I think there is, Mark! My “staging” routime goes like this:

  1. Create a subdomain on DreamHost to hold the development site. This can be a “free” dreamhosters.com subdomain (anythingnotyettaken.dreamhosters.com) or a subdomain of the site being deployed (dev1.yournewdomain.tld), or a subdomain or one of your existing domains (newsitedev.yourexistingdomain.tld), etc.

  2. Create a database, and a host, to hold the data fro the Joomla! site being developed. You can also use an preciously existing db, as Joomla! allows you to define a prefix for it’s tables to avoid conflicts with other tables in a pre-existing database), but since you can have an unlimited number of databases at no additional cost on DreamHost, unless you have a reason to want to put “many sites in one database” for ease of backup or some other reason, I see no reason not to keep it simple and just create a new one.

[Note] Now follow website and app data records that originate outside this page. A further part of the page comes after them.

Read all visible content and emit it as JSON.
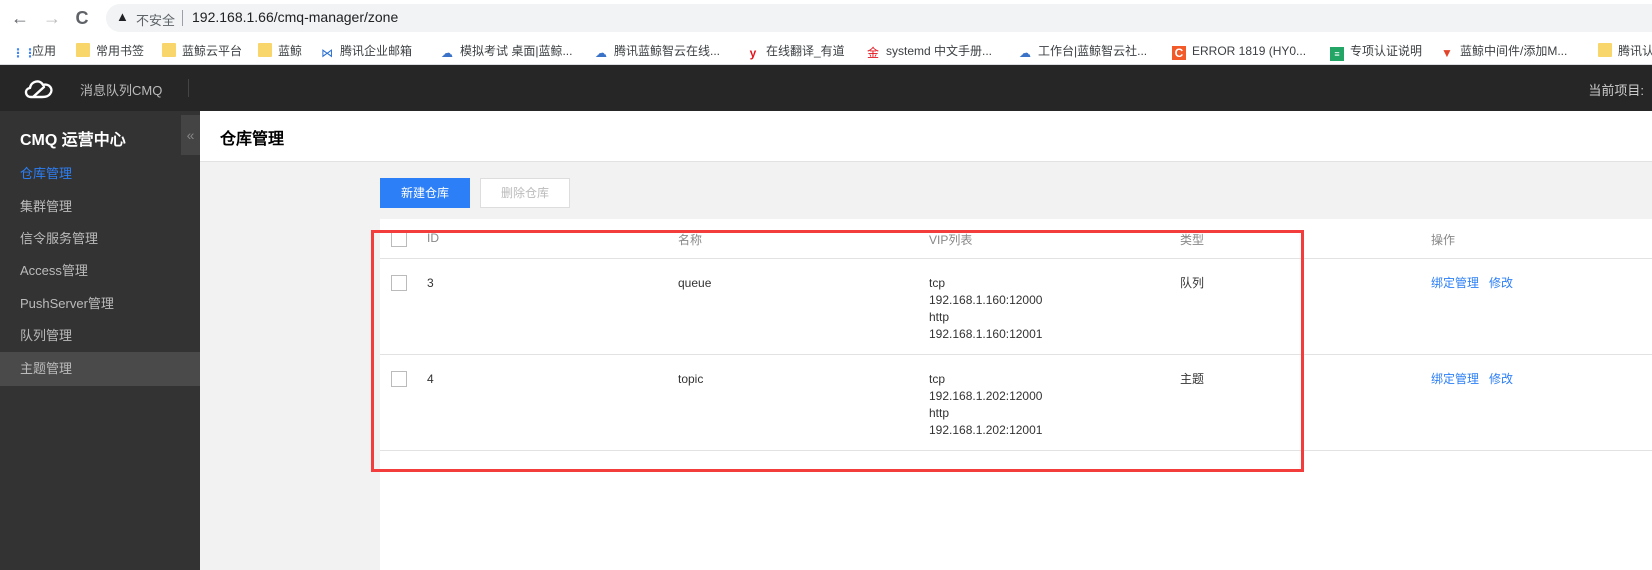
{
  "browser": {
    "back_icon": "←",
    "forward_icon": "→",
    "reload_icon": "C",
    "security_label": "不安全",
    "url": "192.168.1.66/cmq-manager/zone"
  },
  "bookmarks": [
    {
      "label": "应用",
      "icon": "apps-grid-icon"
    },
    {
      "label": "常用书签",
      "icon": "folder-icon"
    },
    {
      "label": "蓝鲸云平台",
      "icon": "folder-icon"
    },
    {
      "label": "蓝鲸",
      "icon": "folder-icon"
    },
    {
      "label": "腾讯企业邮箱",
      "icon": "tencent-mail-icon"
    },
    {
      "label": "模拟考试 桌面|蓝鲸...",
      "icon": "cloud-icon"
    },
    {
      "label": "腾讯蓝鲸智云在线...",
      "icon": "cloud-icon"
    },
    {
      "label": "在线翻译_有道",
      "icon": "youdao-icon"
    },
    {
      "label": "systemd 中文手册...",
      "icon": "jinshan-icon"
    },
    {
      "label": "工作台|蓝鲸智云社...",
      "icon": "cloud-icon"
    },
    {
      "label": "ERROR 1819 (HY0...",
      "icon": "csdn-icon"
    },
    {
      "label": "专项认证说明",
      "icon": "sheets-icon"
    },
    {
      "label": "蓝鲸中间件/添加M...",
      "icon": "gitlab-icon"
    },
    {
      "label": "腾讯认",
      "icon": "folder-icon"
    }
  ],
  "topbar": {
    "product": "消息队列CMQ",
    "current_project_label": "当前项目:"
  },
  "sidebar": {
    "title": "CMQ 运营中心",
    "collapse_icon": "«",
    "items": [
      {
        "label": "仓库管理",
        "active": true
      },
      {
        "label": "集群管理"
      },
      {
        "label": "信令服务管理"
      },
      {
        "label": "Access管理"
      },
      {
        "label": "PushServer管理"
      },
      {
        "label": "队列管理"
      },
      {
        "label": "主题管理",
        "hover": true
      }
    ]
  },
  "main": {
    "title": "仓库管理",
    "new_button": "新建仓库",
    "delete_button": "删除仓库",
    "table": {
      "headers": [
        "ID",
        "名称",
        "VIP列表",
        "类型",
        "操作"
      ],
      "rows": [
        {
          "id": "3",
          "name": "queue",
          "vip": [
            "tcp",
            "192.168.1.160:12000",
            "http",
            "192.168.1.160:12001"
          ],
          "type": "队列",
          "actions": [
            "绑定管理",
            "修改"
          ]
        },
        {
          "id": "4",
          "name": "topic",
          "vip": [
            "tcp",
            "192.168.1.202:12000",
            "http",
            "192.168.1.202:12001"
          ],
          "type": "主题",
          "actions": [
            "绑定管理",
            "修改"
          ]
        }
      ]
    }
  },
  "colors": {
    "accent": "#2c7ff7",
    "highlight_box": "#f33c3c",
    "sidebar_bg": "#333333",
    "topbar_bg": "#262626"
  }
}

  3. Install Joomla! in that subdomain. Either manually or via the “one-click” installer - either way is fine. I prefer to install Joomla! via the shell using wget and tar because it is really quick and easy. Installing the Joomla! code that will (later) become the “live” site directly opn the server avoid the common problem reliably uploading the ginormous number of files that comprise Joomla! via FTP without error, and assures all your permissions are accurately set for Joomla! operation on DreamHost! (you might want to check out a related thread for more information on that issue). :wink:

  4. Optionally, protect the “dev” Joomla! installation from public viewing before you are ready via apache authentication and .htaccess

  5. Build the site on the server!

Now, when the site is ready to launch, it’s a five-minute process (or less!) to rename the dev subdomain directory to the name of the “live” site’s web directory, edit a couple of variables in the configuration file, and go “live”. No incompatible environment issues, no FTP issues, and you can see the site actually operating as the visitors to the live site will see it before you even launch.

I think that process is just a better way to go at it, but, like with most things, YMMV. Hopefully, if you prefer to develop Joomla! sites on your own machine, some of this response has still been helpful. Good luck with your project(s)! :slight_smile:

–rlparker


#3

Thanks very much for the explanation. I agree with you that, in some ways, it would have been easier just to start with Joomla in DreamHost. However, it seems to be almost always recommended to work on localhost first, which of course makes perfect sense if you are just trying out a CMS and don’t know whether you will use it (which was true in my case). A lot of times, you don’t really know whether you’re going to use something until you’ve already put a lot of work into it.

The phpMyAdmin “trick” that I didn’t know about was the ability to Select All tables and then either drop or truncate them. That makes it very easy to move everything from a db on localhost to the db on DH, even if it has a different name.

Just to make sure on one other point. Is this statement true? The one-click install for Joomla at DH is exactly the same as copying all Joomla files from an existing Joomla installation and then editing the configuration.php file manually?

Thanks again. Mark


#4

I’ve heard that too, but to me is just easy to experiment on a throwaway domain/sudomain …that way I know it’s gonna work in the host’s environment, and I can wipe it out with a single shell command and a web panel action or two if I don’t like it. You should do whatever works best for you! :wink:

[quote]Just to make sure on one other point. Is this statement true? The one-click install for Joomla at DH is exactly the same as copying all Joomla files from an existing Joomla installation and then editing the configuration.php file manually?
[/quote]
As far as I can tell, though I don’t really know how DH keeps track of the one-click status for the purpose of upgrading… you can manually upgrade a one-click, but that breaks the “one-click” upgrader going forward, so there must nbe some difference somewhere - but I can’t find it so it must not be in the actual Joomla! codebase. :wink:

–rlparker